The Guru (2002) / Comedy-Romance
aka The Guru of Sex

MPAA Rated: R for strong sexual content, including dialogue, and for language
Running Time: 94 min.

Cast: Jimi Mistry, Heather Graham, Marisa Tomei, Christine Baranski, Rob Morrow, Michael McKean, Emil Marwa, Ajay Naidu
Director: Daisy von Scherler Mayer
Screenplay: Tracey Jackson
Review published August 30, 2002

Many readers may be completely unaware of the Indian cinema many have dubbed "Bollywood" because of the prolific but unique types of movies coming from that region.  They are musicals which usually have a storyline that may not be altogether interesting, but when the singing and dancing occur, which is often, the film becomes a lot of fun.  The Guru is unique because it's one of the first Western films to have major influence from the Bollywood scene, and the result?  Like its brethren out East, it's a film that has a rather flimsy storyline that has its best moments during the musical numbers.

Jimi Mistry (Ella Enchanted, Touch of Pink) plays Ramu, a dance teacher in England who travels to America seeking fame and fortune.  What he finds is a difficult time getting into the entertainment industry; the only job he seems to be able to land is as an actor in a porn flick.  Unfortunately, Ramu has a hard time rising to the occasion and asks porn star Sharonna (Graham, Bowfinger) for help in overcoming his fears in the performance department.  By a fluke, he is helping out at a party for a guru and has to pass himself off in his place when he passes out, using some of the instruction he has learned from Sharonna to open up the American rich to the ways of lovemaking.  He is instantly hailed as the Sex Guru, and people quickly sign up to hear his pearls of wisdom, not knowing all along he is a fraud parroting another's advice, and soon becomes the nation's latest sensation.
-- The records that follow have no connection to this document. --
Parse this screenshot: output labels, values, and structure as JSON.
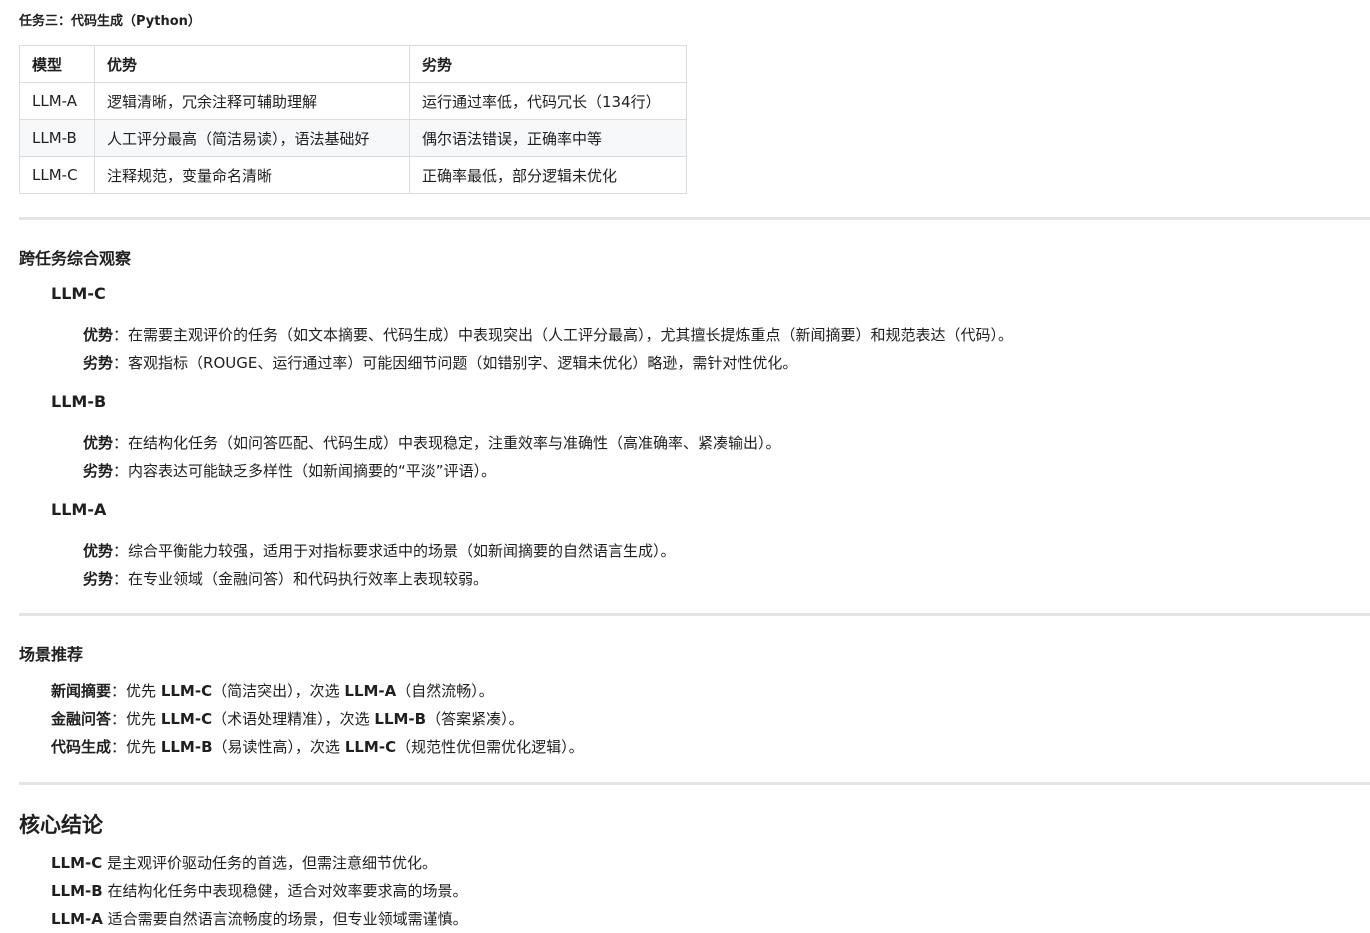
{
  "task3": {
    "title": "任务三：代码生成（Python）",
    "headers": [
      "模型",
      "优势",
      "劣势"
    ],
    "rows": [
      {
        "model": "LLM-A",
        "pro": "逻辑清晰，冗余注释可辅助理解",
        "con": "运行通过率低，代码冗长（134行）"
      },
      {
        "model": "LLM-B",
        "pro": "人工评分最高（简洁易读），语法基础好",
        "con": "偶尔语法错误，正确率中等"
      },
      {
        "model": "LLM-C",
        "pro": "注释规范，变量命名清晰",
        "con": "正确率最低，部分逻辑未优化"
      }
    ]
  },
  "cross": {
    "title": "跨任务综合观察",
    "pro_label": "优势",
    "con_label": "劣势",
    "sep": "：",
    "models": [
      {
        "name": "LLM-C",
        "pro": "在需要主观评价的任务（如文本摘要、代码生成）中表现突出（人工评分最高），尤其擅长提炼重点（新闻摘要）和规范表达（代码）。",
        "con": "客观指标（ROUGE、运行通过率）可能因细节问题（如错别字、逻辑未优化）略逊，需针对性优化。"
      },
      {
        "name": "LLM-B",
        "pro": "在结构化任务（如问答匹配、代码生成）中表现稳定，注重效率与准确性（高准确率、紧凑输出）。",
        "con": "内容表达可能缺乏多样性（如新闻摘要的“平淡”评语）。"
      },
      {
        "name": "LLM-A",
        "pro": "综合平衡能力较强，适用于对指标要求适中的场景（如新闻摘要的自然语言生成）。",
        "con": "在专业领域（金融问答）和代码执行效率上表现较弱。"
      }
    ]
  },
  "scenario": {
    "title": "场景推荐",
    "sep": "：",
    "first": "优先 ",
    "second": "，次选 ",
    "items": [
      {
        "label": "新闻摘要",
        "m1": "LLM-C",
        "r1": "（简洁突出）",
        "m2": "LLM-A",
        "r2": "（自然流畅）。"
      },
      {
        "label": "金融问答",
        "m1": "LLM-C",
        "r1": "（术语处理精准）",
        "m2": "LLM-B",
        "r2": "（答案紧凑）。"
      },
      {
        "label": "代码生成",
        "m1": "LLM-B",
        "r1": "（易读性高）",
        "m2": "LLM-C",
        "r2": "（规范性优但需优化逻辑）。"
      }
    ]
  },
  "conclusion": {
    "title": "核心结论",
    "items": [
      {
        "model": "LLM-C",
        "text": " 是主观评价驱动任务的首选，但需注意细节优化。"
      },
      {
        "model": "LLM-B",
        "text": " 在结构化任务中表现稳健，适合对效率要求高的场景。"
      },
      {
        "model": "LLM-A",
        "text": " 适合需要自然语言流畅度的场景，但专业领域需谨慎。"
      }
    ]
  }
}
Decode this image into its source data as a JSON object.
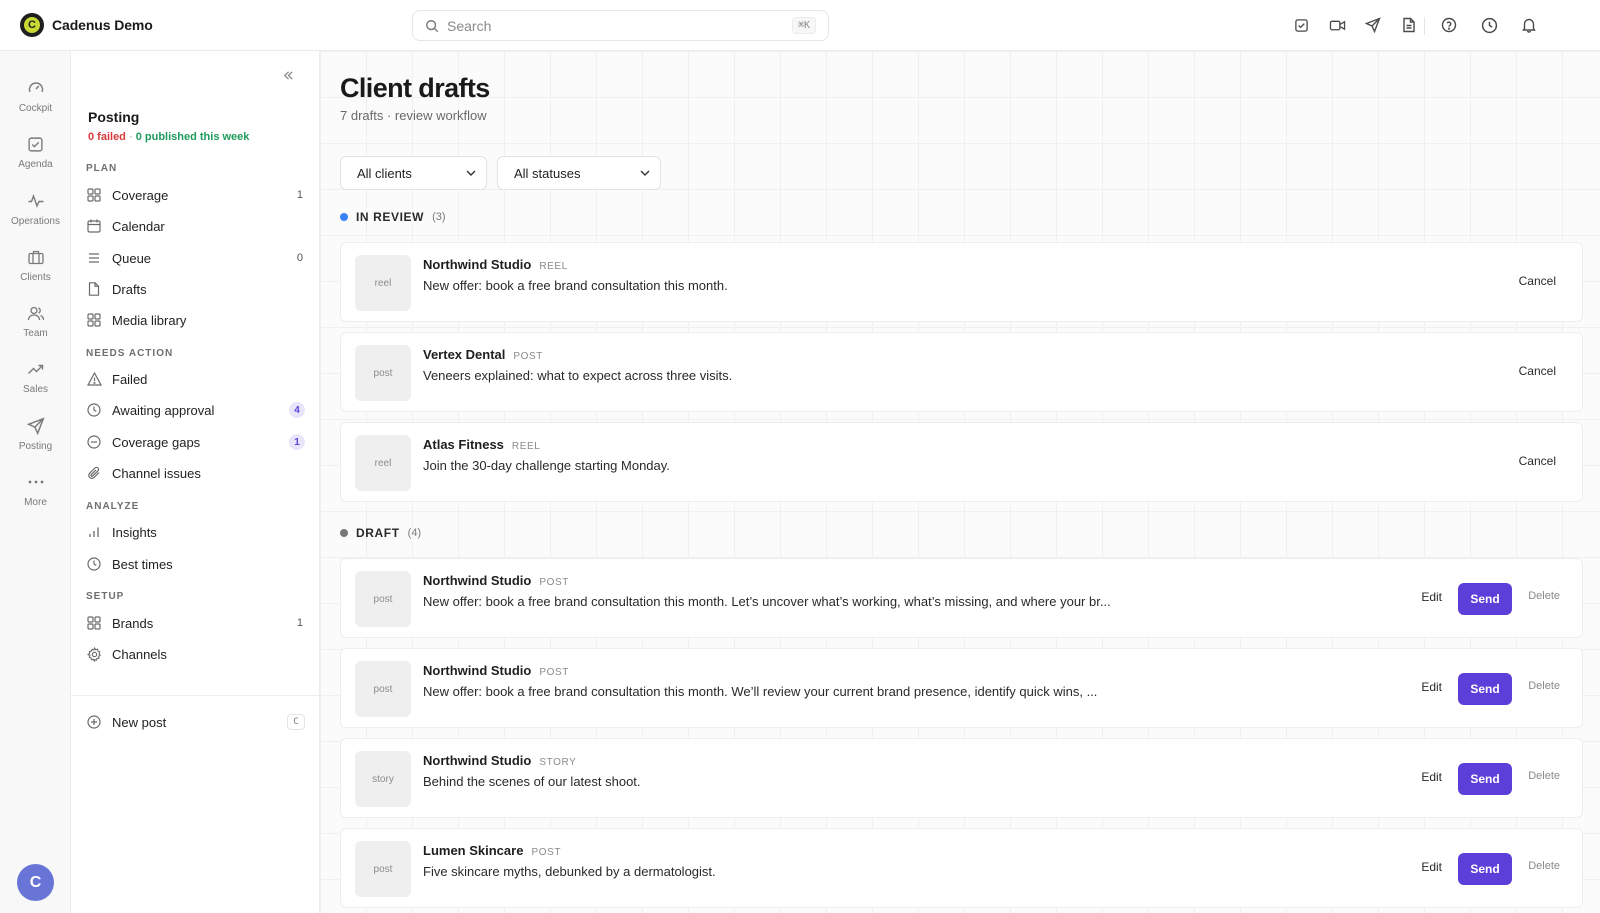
{
  "app": {
    "name": "Cadenus Demo",
    "logo_letter": "C",
    "accent": "#5b3fd8"
  },
  "search": {
    "placeholder": "Search",
    "shortcut": "⌘K"
  },
  "topbar_icons": [
    "checkbox-icon",
    "video-icon",
    "send-icon",
    "document-icon",
    "help-icon",
    "clock-icon",
    "bell-icon"
  ],
  "rail": {
    "items": [
      {
        "label": "Cockpit",
        "icon": "gauge-icon"
      },
      {
        "label": "Agenda",
        "icon": "checkbox-icon"
      },
      {
        "label": "Operations",
        "icon": "activity-icon"
      },
      {
        "label": "Clients",
        "icon": "briefcase-icon"
      },
      {
        "label": "Team",
        "icon": "users-icon"
      },
      {
        "label": "Sales",
        "icon": "trending-up-icon"
      },
      {
        "label": "Posting",
        "icon": "send-icon"
      },
      {
        "label": "More",
        "icon": "more-icon"
      }
    ],
    "avatar": "C"
  },
  "sidebar": {
    "title": "Posting",
    "failed": "0 failed",
    "separator": "·",
    "published": "0 published this week",
    "sections": [
      {
        "heading": "PLAN",
        "items": [
          {
            "label": "Coverage",
            "icon": "grid-icon",
            "count": "1"
          },
          {
            "label": "Calendar",
            "icon": "calendar-icon",
            "count": ""
          },
          {
            "label": "Queue",
            "icon": "list-icon",
            "count": "0"
          },
          {
            "label": "Drafts",
            "icon": "file-icon",
            "count": ""
          },
          {
            "label": "Media library",
            "icon": "grid-icon",
            "count": ""
          }
        ]
      },
      {
        "heading": "NEEDS ACTION",
        "items": [
          {
            "label": "Failed",
            "icon": "warning-icon",
            "count": ""
          },
          {
            "label": "Awaiting approval",
            "icon": "clock-icon",
            "count": "4"
          },
          {
            "label": "Coverage gaps",
            "icon": "minus-circle-icon",
            "count": "1"
          },
          {
            "label": "Channel issues",
            "icon": "paperclip-icon",
            "count": ""
          }
        ]
      },
      {
        "heading": "ANALYZE",
        "items": [
          {
            "label": "Insights",
            "icon": "bar-chart-icon",
            "count": ""
          },
          {
            "label": "Best times",
            "icon": "clock-icon",
            "count": ""
          }
        ]
      },
      {
        "heading": "SETUP",
        "items": [
          {
            "label": "Brands",
            "icon": "grid-icon",
            "count": "1"
          },
          {
            "label": "Channels",
            "icon": "gear-icon",
            "count": ""
          }
        ]
      }
    ],
    "new_post": {
      "label": "New post",
      "shortcut": "C"
    }
  },
  "main": {
    "title": "Client drafts",
    "subtitle": "7 drafts · review workflow",
    "filters": [
      {
        "value": "All clients"
      },
      {
        "value": "All statuses"
      }
    ],
    "groups": [
      {
        "label": "IN REVIEW",
        "count": "(3)",
        "dot_color": "#3b82f6",
        "items": [
          {
            "thumb": "reel",
            "client": "Northwind Studio",
            "type": "REEL",
            "text": "New offer: book a free brand consultation this month.",
            "action": "Cancel"
          },
          {
            "thumb": "post",
            "client": "Vertex Dental",
            "type": "POST",
            "text": "Veneers explained: what to expect across three visits.",
            "action": "Cancel"
          },
          {
            "thumb": "reel",
            "client": "Atlas Fitness",
            "type": "REEL",
            "text": "Join the 30-day challenge starting Monday.",
            "action": "Cancel"
          }
        ]
      },
      {
        "label": "DRAFT",
        "count": "(4)",
        "dot_color": "#777777",
        "items": [
          {
            "thumb": "post",
            "client": "Northwind Studio",
            "type": "POST",
            "text": "New offer: book a free brand consultation this month. Let’s uncover what’s working, what’s missing, and where your br...",
            "edit": "Edit",
            "send": "Send",
            "delete": "Delete"
          },
          {
            "thumb": "post",
            "client": "Northwind Studio",
            "type": "POST",
            "text": "New offer: book a free brand consultation this month. We’ll review your current brand presence, identify quick wins, ...",
            "edit": "Edit",
            "send": "Send",
            "delete": "Delete"
          },
          {
            "thumb": "story",
            "client": "Northwind Studio",
            "type": "STORY",
            "text": "Behind the scenes of our latest shoot.",
            "edit": "Edit",
            "send": "Send",
            "delete": "Delete"
          },
          {
            "thumb": "post",
            "client": "Lumen Skincare",
            "type": "POST",
            "text": "Five skincare myths, debunked by a dermatologist.",
            "edit": "Edit",
            "send": "Send",
            "delete": "Delete"
          }
        ]
      }
    ]
  }
}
The Guru isn't a great film by any stretch, but some viewers may be content with the amiable nature and fun music pieces to care that it lacks a decent story.  The cast is energetic and colorful, with Jimi Mistry showing that the void in prominent actors of Indian descent may not be around for long with an amusing portrayal of Ramu.  The musical numbers are handled nicely and may actually increase interest in real Bollywood productions for some more colorful singing and dancing.  Where the film fails is on the script level, which settles for contrived comedy, a no-surprise storyline, and jokes about vapid New York socialites that are as tired as the sexual innuendo that permeates the bulk of the humor. 

The Guru is nothing special, and, with the exception of the references to Indian culture throughout, it's nothing you haven't seen before.  Fans of the stars and people with modest thresholds for entertainment may find it good enough as a momentary diversion, but most others will likely find boredom on many stretches when the jokes fizzle repeatedly.  Maybe there's a good reason to supplant bad story with good musical numbers whenever possible.

 Qwipster's rating:

2002 Vince Leo